Are There Any Gifts in Grief?

It was a long time before I wanted to believe that I received any gifts worth keeping from this life I didn’t choose.

I knew I had tears, pain, agonizing sorrow, loss, heartache, dashed hopes, empty arms.

If I could give those back and regain my son, I would do it in less than a heartbeat.

I can’t, so I’m left here to ponder what else I’ve received from burying a child.

Read the rest here:  Grace Gifts of Grief

Repost: Grace Gifts in Grief

It was a long time before I wanted to believe that I received any gifts worth keeping from this life I didn’t choose.

I knew I had tears, pain, agonizing sorrow, loss, heartache, dashed hopes, empty arms.

If I could give those back and regain my son, I would do it in less than a heartbeat.

I can’t, so I’m left here to ponder what else I’ve received from burying a child.

Read the rest here:  Grace Gifts of Grief

Grace Gifts of Grief

It was a long time before I wanted to believe that I received any gifts worth keeping from this life I didn’t choose.
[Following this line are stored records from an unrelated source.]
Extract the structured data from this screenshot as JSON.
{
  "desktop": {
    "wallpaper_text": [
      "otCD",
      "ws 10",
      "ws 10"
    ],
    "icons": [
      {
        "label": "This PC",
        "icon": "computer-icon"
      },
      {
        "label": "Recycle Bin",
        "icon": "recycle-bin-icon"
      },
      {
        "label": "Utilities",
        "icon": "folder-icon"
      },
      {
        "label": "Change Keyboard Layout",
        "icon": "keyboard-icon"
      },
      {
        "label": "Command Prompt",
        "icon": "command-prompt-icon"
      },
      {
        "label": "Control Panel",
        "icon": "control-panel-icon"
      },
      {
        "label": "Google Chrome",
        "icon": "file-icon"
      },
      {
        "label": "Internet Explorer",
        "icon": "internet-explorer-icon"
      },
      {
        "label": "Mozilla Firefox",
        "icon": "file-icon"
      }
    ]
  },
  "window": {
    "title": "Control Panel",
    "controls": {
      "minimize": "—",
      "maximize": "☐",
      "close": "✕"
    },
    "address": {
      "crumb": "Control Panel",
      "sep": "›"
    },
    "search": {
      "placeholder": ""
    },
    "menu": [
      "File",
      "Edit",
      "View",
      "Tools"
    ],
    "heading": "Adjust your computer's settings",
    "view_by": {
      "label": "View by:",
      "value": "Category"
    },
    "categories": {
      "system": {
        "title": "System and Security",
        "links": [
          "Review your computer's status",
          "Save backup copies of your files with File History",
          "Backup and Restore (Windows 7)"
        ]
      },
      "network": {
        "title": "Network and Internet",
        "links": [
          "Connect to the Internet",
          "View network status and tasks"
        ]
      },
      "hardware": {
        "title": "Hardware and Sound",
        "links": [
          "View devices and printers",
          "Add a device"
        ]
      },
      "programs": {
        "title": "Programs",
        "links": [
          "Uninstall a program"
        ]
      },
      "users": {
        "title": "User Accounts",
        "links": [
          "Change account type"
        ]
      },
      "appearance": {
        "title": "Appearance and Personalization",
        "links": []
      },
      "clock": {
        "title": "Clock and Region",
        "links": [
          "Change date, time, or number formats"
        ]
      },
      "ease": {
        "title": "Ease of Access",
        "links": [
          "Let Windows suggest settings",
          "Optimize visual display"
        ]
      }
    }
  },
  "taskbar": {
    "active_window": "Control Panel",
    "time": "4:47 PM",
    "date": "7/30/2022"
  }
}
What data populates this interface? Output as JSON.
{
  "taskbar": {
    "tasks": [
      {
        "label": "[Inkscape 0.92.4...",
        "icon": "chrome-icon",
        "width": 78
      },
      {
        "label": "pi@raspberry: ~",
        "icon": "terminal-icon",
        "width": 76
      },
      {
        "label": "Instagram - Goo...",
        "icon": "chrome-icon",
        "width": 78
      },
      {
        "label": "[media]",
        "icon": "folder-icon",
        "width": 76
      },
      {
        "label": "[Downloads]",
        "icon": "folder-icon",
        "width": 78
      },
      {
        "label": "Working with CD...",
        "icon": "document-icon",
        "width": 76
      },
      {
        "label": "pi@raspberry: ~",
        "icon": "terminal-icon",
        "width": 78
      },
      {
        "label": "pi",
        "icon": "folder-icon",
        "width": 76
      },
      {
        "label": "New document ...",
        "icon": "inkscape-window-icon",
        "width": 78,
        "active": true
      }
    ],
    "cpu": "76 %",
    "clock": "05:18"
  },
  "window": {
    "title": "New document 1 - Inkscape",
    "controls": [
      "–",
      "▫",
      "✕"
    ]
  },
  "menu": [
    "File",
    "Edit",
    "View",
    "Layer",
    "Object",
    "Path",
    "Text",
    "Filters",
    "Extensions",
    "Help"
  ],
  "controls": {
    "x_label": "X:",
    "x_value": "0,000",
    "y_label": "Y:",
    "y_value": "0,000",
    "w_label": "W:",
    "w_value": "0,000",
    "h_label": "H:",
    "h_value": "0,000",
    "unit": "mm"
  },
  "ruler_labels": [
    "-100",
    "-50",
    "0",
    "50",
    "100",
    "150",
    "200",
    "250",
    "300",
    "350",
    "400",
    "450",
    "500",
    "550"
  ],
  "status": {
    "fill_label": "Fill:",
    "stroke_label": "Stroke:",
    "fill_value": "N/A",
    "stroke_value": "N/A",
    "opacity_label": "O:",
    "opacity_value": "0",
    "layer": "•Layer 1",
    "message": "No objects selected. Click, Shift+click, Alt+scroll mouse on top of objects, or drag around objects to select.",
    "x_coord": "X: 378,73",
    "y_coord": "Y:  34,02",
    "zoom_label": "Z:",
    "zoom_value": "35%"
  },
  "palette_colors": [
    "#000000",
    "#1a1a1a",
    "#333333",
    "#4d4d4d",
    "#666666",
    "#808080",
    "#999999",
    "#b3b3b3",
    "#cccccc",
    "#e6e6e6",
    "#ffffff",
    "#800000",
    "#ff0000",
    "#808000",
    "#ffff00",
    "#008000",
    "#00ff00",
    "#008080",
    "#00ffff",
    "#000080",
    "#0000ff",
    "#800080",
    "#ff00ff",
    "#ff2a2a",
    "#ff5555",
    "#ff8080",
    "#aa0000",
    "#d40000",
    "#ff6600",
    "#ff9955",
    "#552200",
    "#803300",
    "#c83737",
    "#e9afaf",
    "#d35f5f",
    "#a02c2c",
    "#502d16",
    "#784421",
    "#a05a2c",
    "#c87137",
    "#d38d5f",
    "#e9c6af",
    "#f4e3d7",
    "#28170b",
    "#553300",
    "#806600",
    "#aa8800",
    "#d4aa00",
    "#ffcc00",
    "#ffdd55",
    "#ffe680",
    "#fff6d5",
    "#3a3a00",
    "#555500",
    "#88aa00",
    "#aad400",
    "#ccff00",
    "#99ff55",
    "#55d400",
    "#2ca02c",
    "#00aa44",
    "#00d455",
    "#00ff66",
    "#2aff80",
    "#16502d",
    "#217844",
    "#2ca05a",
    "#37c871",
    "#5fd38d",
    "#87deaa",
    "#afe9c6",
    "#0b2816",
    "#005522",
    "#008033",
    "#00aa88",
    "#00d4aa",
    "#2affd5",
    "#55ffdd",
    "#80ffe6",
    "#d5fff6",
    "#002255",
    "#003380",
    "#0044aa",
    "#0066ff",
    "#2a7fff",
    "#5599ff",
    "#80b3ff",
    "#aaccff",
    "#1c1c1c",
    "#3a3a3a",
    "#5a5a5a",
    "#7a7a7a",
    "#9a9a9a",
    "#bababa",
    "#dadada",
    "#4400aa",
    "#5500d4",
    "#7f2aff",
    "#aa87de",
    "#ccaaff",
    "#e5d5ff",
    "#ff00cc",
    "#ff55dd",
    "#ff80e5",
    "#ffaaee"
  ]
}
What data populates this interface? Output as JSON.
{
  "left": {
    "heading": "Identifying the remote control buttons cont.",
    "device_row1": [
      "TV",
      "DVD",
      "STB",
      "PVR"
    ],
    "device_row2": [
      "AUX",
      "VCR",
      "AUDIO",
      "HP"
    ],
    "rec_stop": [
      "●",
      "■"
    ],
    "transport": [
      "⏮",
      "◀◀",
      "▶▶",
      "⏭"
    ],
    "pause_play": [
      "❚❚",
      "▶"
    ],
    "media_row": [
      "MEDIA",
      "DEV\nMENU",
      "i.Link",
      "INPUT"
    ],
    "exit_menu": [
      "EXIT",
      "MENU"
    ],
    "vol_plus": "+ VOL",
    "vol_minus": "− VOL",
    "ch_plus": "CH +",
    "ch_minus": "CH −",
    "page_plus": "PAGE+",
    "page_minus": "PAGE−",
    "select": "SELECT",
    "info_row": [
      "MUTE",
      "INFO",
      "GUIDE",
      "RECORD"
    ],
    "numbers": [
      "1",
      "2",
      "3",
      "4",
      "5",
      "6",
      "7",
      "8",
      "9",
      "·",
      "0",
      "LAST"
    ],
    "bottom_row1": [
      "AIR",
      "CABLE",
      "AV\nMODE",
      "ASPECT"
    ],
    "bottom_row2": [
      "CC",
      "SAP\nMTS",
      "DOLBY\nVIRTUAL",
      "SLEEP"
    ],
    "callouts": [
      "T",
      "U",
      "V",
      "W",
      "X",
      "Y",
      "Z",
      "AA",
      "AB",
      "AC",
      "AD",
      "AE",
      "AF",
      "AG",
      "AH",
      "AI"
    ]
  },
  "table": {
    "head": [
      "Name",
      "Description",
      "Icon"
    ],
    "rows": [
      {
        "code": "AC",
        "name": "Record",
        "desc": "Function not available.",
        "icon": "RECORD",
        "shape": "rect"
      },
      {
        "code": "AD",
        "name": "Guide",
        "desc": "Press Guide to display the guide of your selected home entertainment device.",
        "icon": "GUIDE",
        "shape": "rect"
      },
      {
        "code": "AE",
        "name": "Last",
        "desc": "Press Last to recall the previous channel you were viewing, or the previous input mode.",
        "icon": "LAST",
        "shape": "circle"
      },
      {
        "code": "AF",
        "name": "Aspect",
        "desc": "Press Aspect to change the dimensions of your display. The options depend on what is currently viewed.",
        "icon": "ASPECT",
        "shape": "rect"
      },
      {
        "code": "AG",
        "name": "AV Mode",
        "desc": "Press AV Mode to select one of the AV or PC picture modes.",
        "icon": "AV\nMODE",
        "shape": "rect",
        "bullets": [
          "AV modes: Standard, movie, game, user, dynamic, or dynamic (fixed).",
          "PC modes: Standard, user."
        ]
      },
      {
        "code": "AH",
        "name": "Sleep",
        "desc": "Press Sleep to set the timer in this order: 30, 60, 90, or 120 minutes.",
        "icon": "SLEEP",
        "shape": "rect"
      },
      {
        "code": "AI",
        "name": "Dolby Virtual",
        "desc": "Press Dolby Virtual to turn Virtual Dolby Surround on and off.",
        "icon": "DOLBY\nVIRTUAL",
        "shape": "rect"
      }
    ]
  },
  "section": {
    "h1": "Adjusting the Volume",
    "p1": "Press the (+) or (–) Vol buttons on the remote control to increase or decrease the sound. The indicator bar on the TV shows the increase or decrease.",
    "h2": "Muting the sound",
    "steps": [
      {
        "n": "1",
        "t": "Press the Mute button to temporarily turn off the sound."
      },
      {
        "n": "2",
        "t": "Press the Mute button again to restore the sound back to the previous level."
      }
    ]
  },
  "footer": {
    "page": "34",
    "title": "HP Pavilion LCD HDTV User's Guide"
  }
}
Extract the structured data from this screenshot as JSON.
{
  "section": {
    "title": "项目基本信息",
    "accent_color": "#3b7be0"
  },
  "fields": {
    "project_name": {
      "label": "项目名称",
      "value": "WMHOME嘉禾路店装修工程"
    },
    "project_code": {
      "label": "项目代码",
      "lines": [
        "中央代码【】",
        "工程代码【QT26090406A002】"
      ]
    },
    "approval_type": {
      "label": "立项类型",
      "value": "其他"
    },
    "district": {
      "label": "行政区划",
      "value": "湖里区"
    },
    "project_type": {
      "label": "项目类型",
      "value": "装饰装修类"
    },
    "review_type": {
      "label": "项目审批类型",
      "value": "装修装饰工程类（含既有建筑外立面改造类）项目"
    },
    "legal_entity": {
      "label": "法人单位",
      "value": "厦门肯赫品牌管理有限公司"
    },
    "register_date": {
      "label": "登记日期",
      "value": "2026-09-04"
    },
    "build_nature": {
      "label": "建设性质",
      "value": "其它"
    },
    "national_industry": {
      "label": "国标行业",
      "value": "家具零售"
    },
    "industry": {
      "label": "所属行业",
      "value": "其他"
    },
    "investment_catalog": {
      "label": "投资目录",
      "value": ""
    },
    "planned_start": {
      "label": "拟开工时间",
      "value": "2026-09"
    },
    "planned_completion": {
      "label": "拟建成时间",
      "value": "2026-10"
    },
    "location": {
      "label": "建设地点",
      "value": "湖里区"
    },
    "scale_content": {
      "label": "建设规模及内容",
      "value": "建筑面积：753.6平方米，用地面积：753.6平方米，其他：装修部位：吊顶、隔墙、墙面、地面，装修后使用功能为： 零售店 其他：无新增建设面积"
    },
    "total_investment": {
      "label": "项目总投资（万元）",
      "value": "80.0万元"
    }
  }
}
I knew I had tears, pain, agonizing sorrow, loss, heartache, dashed hopes, empty arms.

If I could give those back and regain my son, I would do it in less than a heartbeat.

I can’t, so I’m left here to ponder what else I’ve received from burying a child.

And I am learning that I have been given some gifts I truly cherish, although the price was higher than I would have willingly paid.

I call them grace gifts: heart-expanding, hope-enlarging.

I am learning compassion, which is something quite different than sympathy or pity which are just compassion’s paper stand-ins.

My heart is tuned to the suffering of others in a way I never knew before, even if their suffering is very different than my own.  

I have been given new eyes for the people around me.  I’m not as quick to decide I know someone’s story based on the clothes they wear or the car they drive.

I’m more patient with strugglers and stragglers although I am less patient with braggarts and bullies.

I’m more inclined to listen than I used to be.

My heart writes my “to do” list instead of my head-people over projects. 

Every. Time.

I love harder but more loosely than I did before.  I’ve learned you can only hold on to this moment, this smile, this hug,  and the rest is in God’s hands.

I am quicker to forgive-myself and others-because we are all failures in one sense or another.  

I speak blessings aloud instead of simply in my head, too embarrassed lest anyone should laugh at such an archaic tradition.

I am learning to let go of my own and others’ expectations.

I shed tears when I need to, smile when I want to, belly laugh when I can.

I’m very much NOT the person I was before Dominic ran ahead to heaven-in many ways a sadder person.  

But in many ways a wiser one as well.